SBI Admits To Making Many Poor Commercial Decisions
India’s largest lender State Bank of India does not "mind" its lower stock valuation compared to a leaner private sector players due to state ownership and social sector focus, but admitted that it needs to improve on commercial decisions.
Speaking at an event organised by Securities and Exchange Board of India’s former Chief M Damodaran in Mumbai on Thursday, Arijit Basu, managing director at SBI, also conceded that the bank has erred on some business decisions and cannot attribute those to social compulsions.

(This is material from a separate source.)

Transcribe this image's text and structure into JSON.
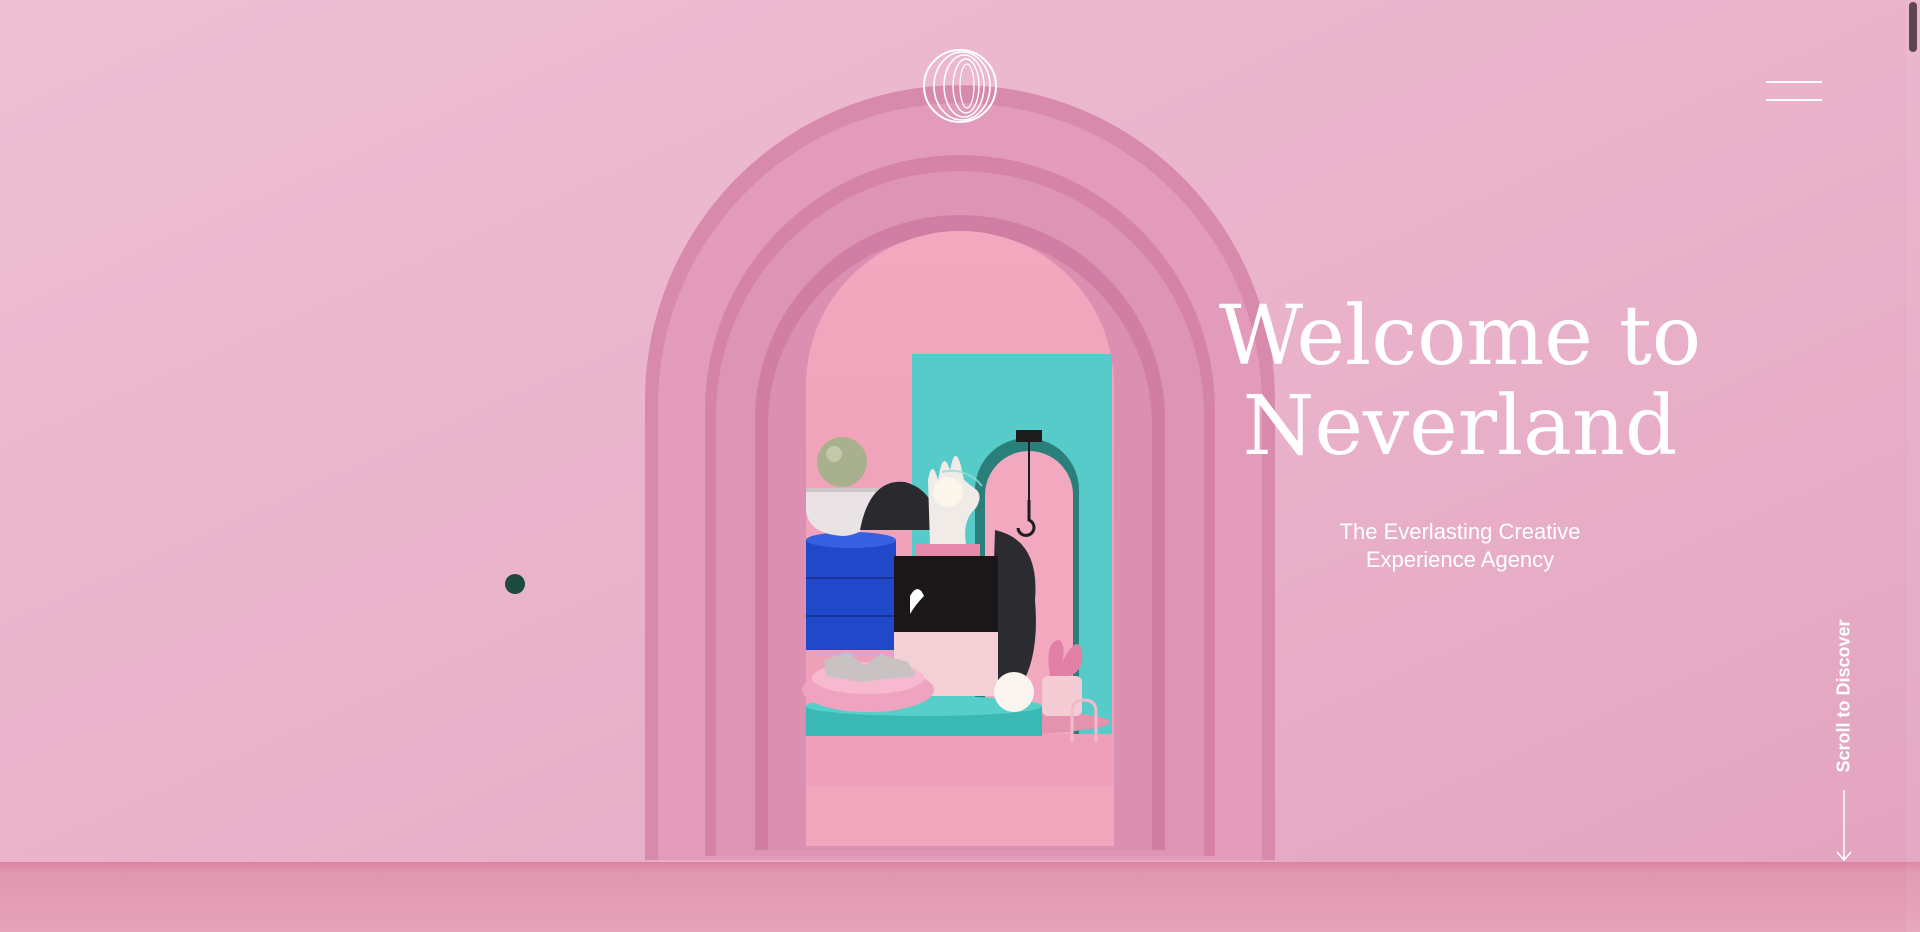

SBI's market capitalisation on Friday stood at a low Rs 2.95 lakh crore, which is just about 42 percent of private sector HDFC Bank Ltd.'s Rs 7.02 lakh crore, while SBI's loan-book is Rs 22.48 lakh crore, and the same for HDFC Bank is under Rs 9 lakh crore.

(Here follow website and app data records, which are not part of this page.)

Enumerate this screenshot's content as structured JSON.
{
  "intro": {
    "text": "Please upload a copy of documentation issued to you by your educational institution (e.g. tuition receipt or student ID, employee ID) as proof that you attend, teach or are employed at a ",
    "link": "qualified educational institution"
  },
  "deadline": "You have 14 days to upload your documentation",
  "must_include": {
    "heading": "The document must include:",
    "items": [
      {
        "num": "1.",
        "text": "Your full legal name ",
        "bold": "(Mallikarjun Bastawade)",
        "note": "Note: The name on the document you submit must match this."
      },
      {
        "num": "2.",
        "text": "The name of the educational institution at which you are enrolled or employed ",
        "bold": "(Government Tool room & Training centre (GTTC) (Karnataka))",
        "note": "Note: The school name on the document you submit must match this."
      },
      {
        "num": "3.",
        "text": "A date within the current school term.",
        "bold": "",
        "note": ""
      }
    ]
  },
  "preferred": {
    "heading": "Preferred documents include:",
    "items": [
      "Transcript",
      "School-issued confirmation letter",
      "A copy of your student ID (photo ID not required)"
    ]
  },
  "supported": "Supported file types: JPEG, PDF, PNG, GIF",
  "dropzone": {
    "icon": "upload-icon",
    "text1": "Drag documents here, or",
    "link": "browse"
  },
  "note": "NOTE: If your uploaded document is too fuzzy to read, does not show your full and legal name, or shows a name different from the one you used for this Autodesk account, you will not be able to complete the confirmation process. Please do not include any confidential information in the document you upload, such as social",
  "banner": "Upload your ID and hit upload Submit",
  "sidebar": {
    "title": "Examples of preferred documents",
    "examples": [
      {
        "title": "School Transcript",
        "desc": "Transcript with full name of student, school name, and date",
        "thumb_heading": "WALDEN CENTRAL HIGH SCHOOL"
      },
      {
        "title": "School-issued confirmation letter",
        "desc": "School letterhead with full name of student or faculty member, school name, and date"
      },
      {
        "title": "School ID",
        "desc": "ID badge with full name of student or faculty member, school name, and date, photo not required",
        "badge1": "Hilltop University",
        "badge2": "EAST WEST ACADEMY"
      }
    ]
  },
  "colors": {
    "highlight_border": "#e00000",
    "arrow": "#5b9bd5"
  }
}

"If our market cap is slightly lower...we do not mind that. We are absolutely fine with that," Basu said and partly blamed it on government ownership, which plays an important part in the market's calls on valuations and asserted that the bank is proud of its work on the social uplift front and infrastructure building because of the state ownership.
But he was quick to add that SBI is a "commercial organisation with a difference...we have to start with the premise that certain objectives of the government of the day and for the society at large, cannot be done away with." Organisations like SBI exist because of the societal challenges, he added.

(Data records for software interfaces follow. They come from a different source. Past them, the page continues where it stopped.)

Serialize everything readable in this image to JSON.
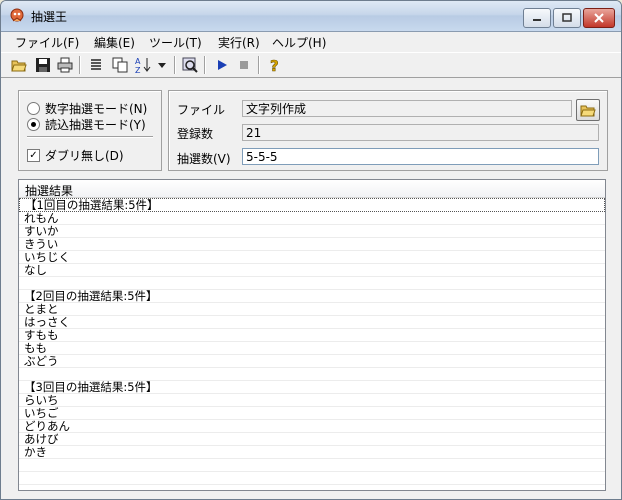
{
  "window": {
    "title": "抽選王"
  },
  "menu": {
    "file": "ファイル(F)",
    "edit": "編集(E)",
    "tools": "ツール(T)",
    "run": "実行(R)",
    "help": "ヘルプ(H)"
  },
  "toolbar": {
    "icons": [
      "open-folder-icon",
      "save-icon",
      "print-icon",
      "list-icon",
      "copy-icon",
      "sort-az-icon",
      "dropdown-arrow-icon",
      "settings-icon",
      "play-icon",
      "stop-icon",
      "help-icon"
    ]
  },
  "mode": {
    "numeric_label": "数字抽選モード(N)",
    "load_label": "読込抽選モード(Y)",
    "selected": "load",
    "no_duplicates_label": "ダブリ無し(D)",
    "no_duplicates_checked": true
  },
  "settings": {
    "file_label": "ファイル",
    "file_value": "文字列作成",
    "count_label": "登録数",
    "count_value": "21",
    "draw_label": "抽選数(V)",
    "draw_value": "5-5-5"
  },
  "results": {
    "header": "抽選結果",
    "lines": [
      "【1回目の抽選結果:5件】",
      "れもん",
      "すいか",
      "きうい",
      "いちじく",
      "なし",
      "",
      "【2回目の抽選結果:5件】",
      "とまと",
      "はっさく",
      "すもも",
      "もも",
      "ぶどう",
      "",
      "【3回目の抽選結果:5件】",
      "らいち",
      "いちご",
      "どりあん",
      "あけび",
      "かき",
      "",
      "",
      ""
    ]
  },
  "colors": {
    "accent_play": "#1a3fb5",
    "help_icon": "#d9a600"
  }
}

He, however, conceded that some commercial decisions taken by the bank in the past decade have been wrong and it cannot blame the social sector mandates for such decisions.
"On the commercial part, as a bank we feel that there is scope to improve. While there have been ecosystem problems, we would be foolish to state that in the last 10 years, we have not made mistakes in our business itself as those were taken with no social compulsion at all," he added.
Basu said there are also some benefits of the societal outlook of SBI, saying it helps it access low cost deposits, and that the market rewards the bank when it does good commercially like the recent spike in valuations after a favourable judgement in the Essar Steel case.